- February 1998: Absolute opens its online Digital Location Archive (DLA) to serve the needs of film producers and location scouts searching for the perfect location in which to film.
- 1998: Moves out of Partners Film Company’s back room at 102 Berkeley Street into its own offices at 207 Eastern Ave.
- September 2002: First month with sales in excess of $500,000.
- April 2003: SARS outbreak hurts foreign commercial and film production industry in Canada.
- February 2004: Kai and Ariss – Kenyon’s ubiquitous Irish Setters – are born.
- Spring 2004: In response to the film industry downturn, Absolute expedites the launch of its special events division.
- 2004: Absolute lands its biggest client to date, Toronto Pride, providing beer gardens, theatrical spaces, stages, portable restrooms and pop-up tenting for the immense festival.
- 2005: Acquired IN-Tents Inc. and the replacement ‘event’ assets of a Western Canadian Acklands Granger rental store destroyed by fire; Kenyon wins his first CRA Person of the Year award. Absolute becomes a founding member of the Toronto film industry’s Green Screen initiative, an environmental cause.
- December 2005: Absolute Support Services Inc. is born.
- 2006: Kenyon again takes home CRA Person of the Year honours. He also wins the ARA Region 10 award.
- 2007: Kenyon wins his second straight ARA Region 10 award. He also is recognized by the Commercial Production Association of Toronto (CPAT) in the Honourary Member, Lifetime Achievement category, for having co-chaired the resurrection of the Association after several years of dormancy.

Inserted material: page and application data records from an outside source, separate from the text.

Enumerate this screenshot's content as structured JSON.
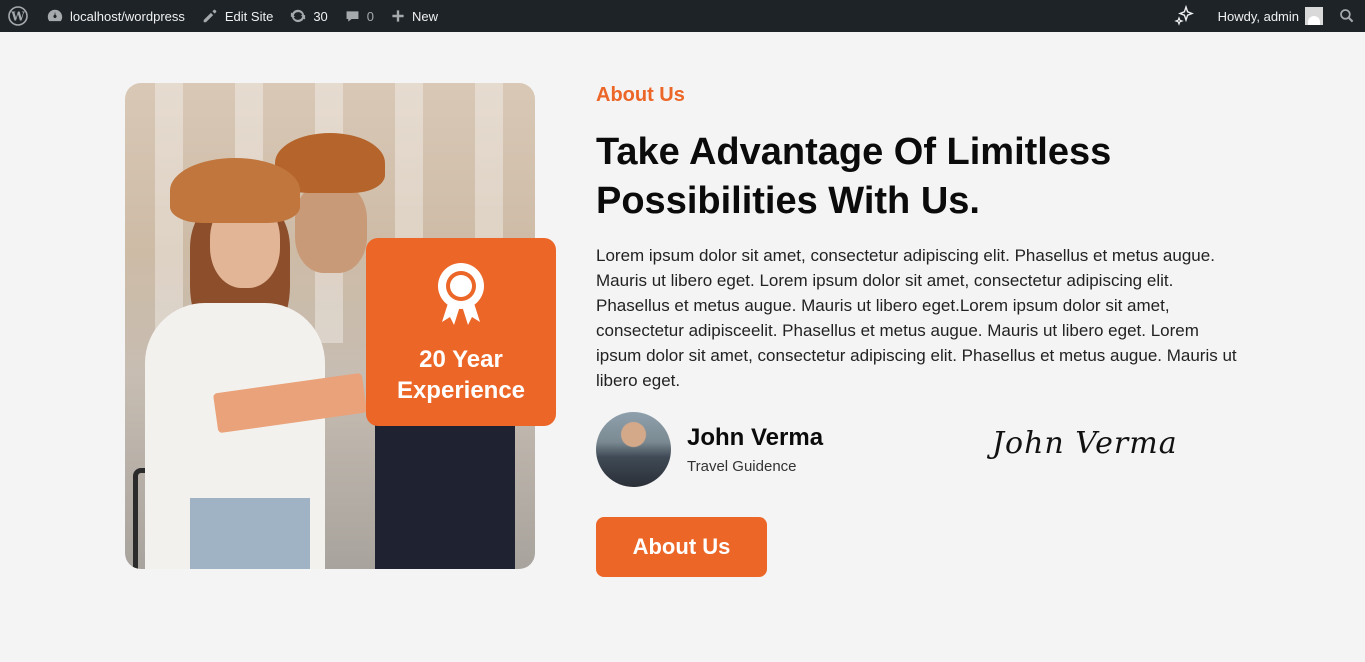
{
  "adminbar": {
    "site": "localhost/wordpress",
    "edit_site": "Edit Site",
    "updates_count": "30",
    "comments_count": "0",
    "new_label": "New",
    "howdy": "Howdy, admin"
  },
  "about": {
    "eyebrow": "About Us",
    "heading": "Take Advantage Of Limitless Possibilities With Us.",
    "paragraph": "Lorem ipsum dolor sit amet, consectetur adipiscing elit. Phasellus et metus augue. Mauris ut libero eget. Lorem ipsum dolor sit amet, consectetur adipiscing elit. Phasellus et metus augue. Mauris ut libero eget.Lorem ipsum dolor sit amet, consectetur adipisceelit. Phasellus et metus augue. Mauris ut libero eget. Lorem ipsum dolor sit amet, consectetur adipiscing elit. Phasellus et metus augue. Mauris ut libero eget.",
    "badge_line1": "20 Year",
    "badge_line2": "Experience",
    "author_name": "John Verma",
    "author_role": "Travel Guidence",
    "signature": "John Verma",
    "cta": "About Us"
  },
  "colors": {
    "accent": "#ec6628",
    "adminbar_bg": "#1d2327",
    "page_bg": "#f4f4f4"
  },
  "icons": [
    "wordpress-icon",
    "dashboard-icon",
    "edit-icon",
    "updates-icon",
    "comments-icon",
    "plus-icon",
    "sparkle-icon",
    "search-icon",
    "award-icon"
  ]
}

- Absolute moves to 185 Eastern Ave. and oversees its first of eight Woofstock Festivals, featuring more than 350 10’ x 10’ tents.
- October 2009: Absolute’s on-line Digital Location Archive (DLA) is rebranded as Absolute’s Film Location Finder after the Ontario chapter of the Directors Guild of Canada breathes new life into the database used by most every location manager in the GTA.
- May 2011: Finished buyout of Partners Film Company interest, making Absolute a completely independent entity.
- September 2011: The company moves to its final location on New Toronto Street and Absolute Self Storage Solutions begins operations.
- January 2012: Henry Madhi buys in as minority shareholder of Absolute.
- 2015: Kenyon earns third CRA Person of the Year award. ARA recognizes Kenyon with the prestigious Outstanding Leadership Award for his work to further improve CRA/ARA coordination.
- April 17, 2015: Absolute voluntarily ceased operations.
- April 30, 2015: It’s My Potty sold to Ampot Portable Toilets.
Print this page